■ Work required ■
Please work out the number of lines in the following material that include "Allow", and reply with only that number.

■ Material for this exercise ■
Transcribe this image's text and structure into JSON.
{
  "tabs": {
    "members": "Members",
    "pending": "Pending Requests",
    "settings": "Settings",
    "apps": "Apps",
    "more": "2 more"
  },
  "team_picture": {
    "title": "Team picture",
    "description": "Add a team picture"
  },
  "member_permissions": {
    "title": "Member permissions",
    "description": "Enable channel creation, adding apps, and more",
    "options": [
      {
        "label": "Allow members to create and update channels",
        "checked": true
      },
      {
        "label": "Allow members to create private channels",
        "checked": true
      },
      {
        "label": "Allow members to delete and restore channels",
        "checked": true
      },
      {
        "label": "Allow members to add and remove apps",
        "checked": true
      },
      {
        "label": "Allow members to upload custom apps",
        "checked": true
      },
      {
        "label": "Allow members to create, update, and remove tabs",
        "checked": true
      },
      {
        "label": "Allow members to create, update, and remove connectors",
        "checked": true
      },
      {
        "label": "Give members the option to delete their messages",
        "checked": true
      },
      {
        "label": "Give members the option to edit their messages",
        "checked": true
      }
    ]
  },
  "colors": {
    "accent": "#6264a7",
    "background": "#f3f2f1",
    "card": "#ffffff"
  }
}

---

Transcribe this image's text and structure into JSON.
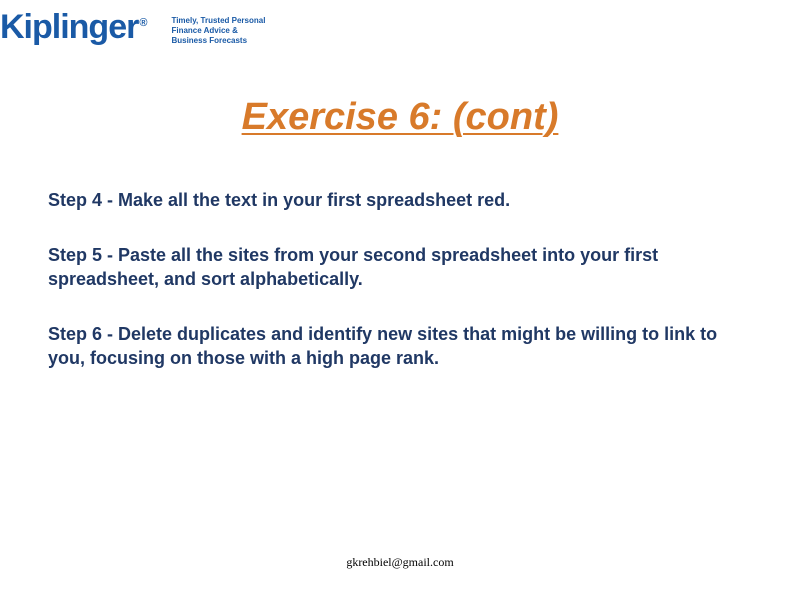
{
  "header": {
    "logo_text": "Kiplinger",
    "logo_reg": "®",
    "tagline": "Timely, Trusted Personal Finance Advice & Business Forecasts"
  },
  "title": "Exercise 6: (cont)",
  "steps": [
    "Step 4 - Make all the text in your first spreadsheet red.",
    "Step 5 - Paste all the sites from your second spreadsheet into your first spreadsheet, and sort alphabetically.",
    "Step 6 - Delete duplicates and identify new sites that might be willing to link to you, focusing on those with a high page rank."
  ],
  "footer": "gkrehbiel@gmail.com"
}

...

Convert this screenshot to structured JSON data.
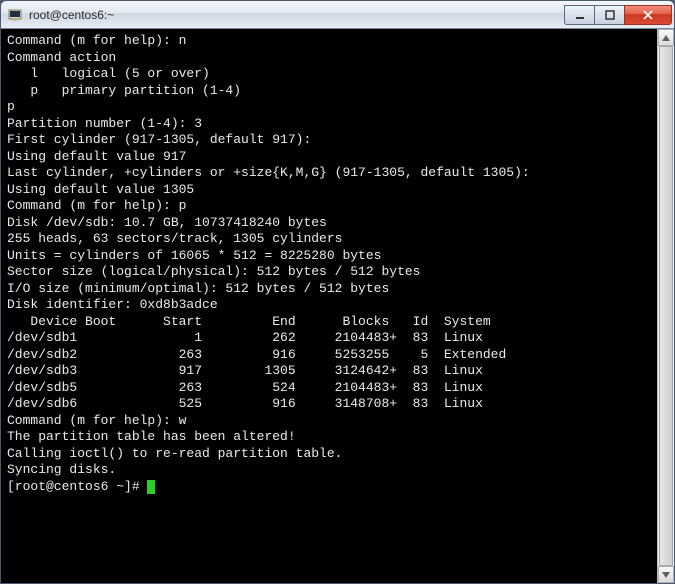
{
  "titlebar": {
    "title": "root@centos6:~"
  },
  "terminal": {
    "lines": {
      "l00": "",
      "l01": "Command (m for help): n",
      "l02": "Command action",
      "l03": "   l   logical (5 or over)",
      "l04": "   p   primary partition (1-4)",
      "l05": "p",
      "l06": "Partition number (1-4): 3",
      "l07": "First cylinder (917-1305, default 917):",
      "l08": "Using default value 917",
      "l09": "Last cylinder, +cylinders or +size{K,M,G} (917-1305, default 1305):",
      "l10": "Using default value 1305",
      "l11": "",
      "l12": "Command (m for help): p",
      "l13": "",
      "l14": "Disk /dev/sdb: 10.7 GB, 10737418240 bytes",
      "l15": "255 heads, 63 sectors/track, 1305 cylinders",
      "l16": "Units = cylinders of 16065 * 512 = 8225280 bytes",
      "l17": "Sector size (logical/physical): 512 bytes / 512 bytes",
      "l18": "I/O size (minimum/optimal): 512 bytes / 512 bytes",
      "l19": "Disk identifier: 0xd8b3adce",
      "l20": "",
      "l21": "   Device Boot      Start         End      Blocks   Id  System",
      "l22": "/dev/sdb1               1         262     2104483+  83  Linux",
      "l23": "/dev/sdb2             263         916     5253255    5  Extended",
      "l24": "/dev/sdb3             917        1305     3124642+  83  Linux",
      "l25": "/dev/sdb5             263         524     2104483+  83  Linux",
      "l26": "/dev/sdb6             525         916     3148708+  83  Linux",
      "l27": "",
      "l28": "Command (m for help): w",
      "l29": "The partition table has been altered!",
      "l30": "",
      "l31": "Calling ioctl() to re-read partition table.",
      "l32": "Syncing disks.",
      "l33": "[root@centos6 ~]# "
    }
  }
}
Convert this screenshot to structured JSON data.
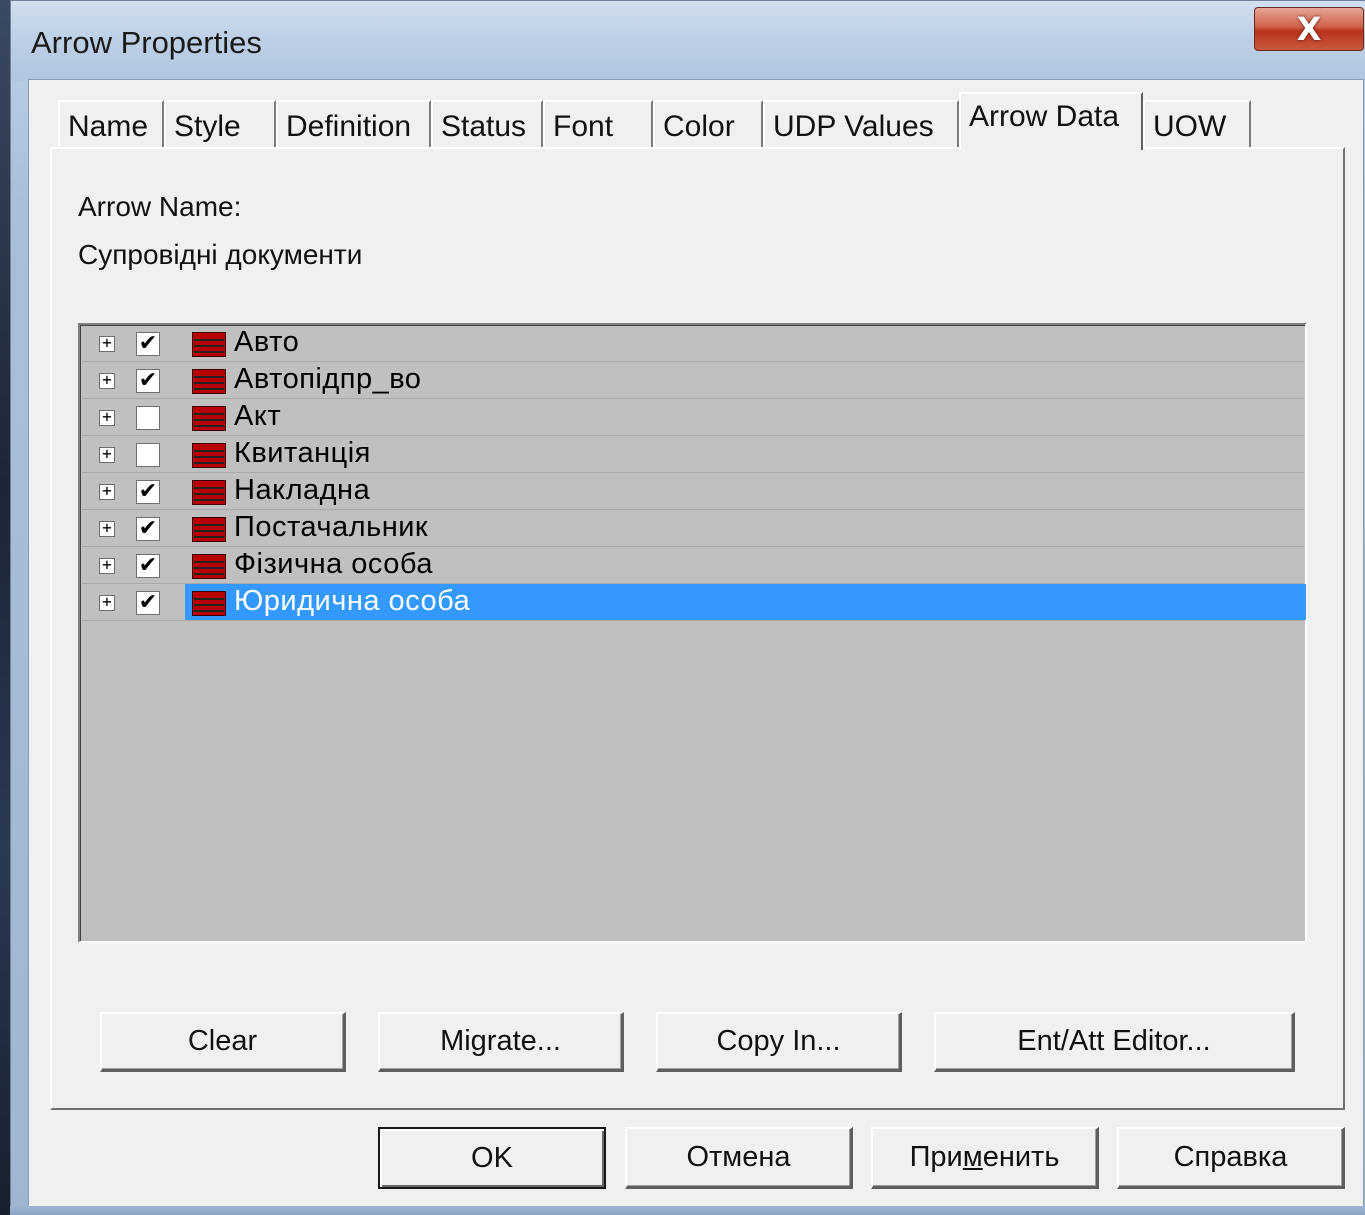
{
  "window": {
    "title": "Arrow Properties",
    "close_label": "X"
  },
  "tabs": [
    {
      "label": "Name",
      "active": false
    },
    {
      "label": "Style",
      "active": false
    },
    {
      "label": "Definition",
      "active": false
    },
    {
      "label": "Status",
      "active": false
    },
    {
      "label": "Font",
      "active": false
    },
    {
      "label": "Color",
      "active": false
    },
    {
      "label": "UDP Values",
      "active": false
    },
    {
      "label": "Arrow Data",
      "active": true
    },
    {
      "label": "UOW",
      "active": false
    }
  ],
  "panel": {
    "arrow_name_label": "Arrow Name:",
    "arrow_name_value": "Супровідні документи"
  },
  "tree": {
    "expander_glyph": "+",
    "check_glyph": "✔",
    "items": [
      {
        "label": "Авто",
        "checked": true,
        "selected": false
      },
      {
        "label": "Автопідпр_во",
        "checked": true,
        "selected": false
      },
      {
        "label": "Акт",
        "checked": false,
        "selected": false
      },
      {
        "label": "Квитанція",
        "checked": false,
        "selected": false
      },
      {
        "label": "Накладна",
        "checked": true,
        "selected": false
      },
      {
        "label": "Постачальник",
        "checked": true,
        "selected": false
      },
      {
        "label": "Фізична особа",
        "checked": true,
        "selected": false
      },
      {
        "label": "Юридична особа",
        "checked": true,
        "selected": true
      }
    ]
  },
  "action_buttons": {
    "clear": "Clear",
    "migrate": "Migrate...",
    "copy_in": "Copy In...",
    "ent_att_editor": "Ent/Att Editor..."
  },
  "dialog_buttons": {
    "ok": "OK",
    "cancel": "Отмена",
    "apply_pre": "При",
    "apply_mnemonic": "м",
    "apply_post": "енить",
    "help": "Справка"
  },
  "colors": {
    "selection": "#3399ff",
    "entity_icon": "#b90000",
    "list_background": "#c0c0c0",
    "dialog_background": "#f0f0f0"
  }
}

■ Task response ■
7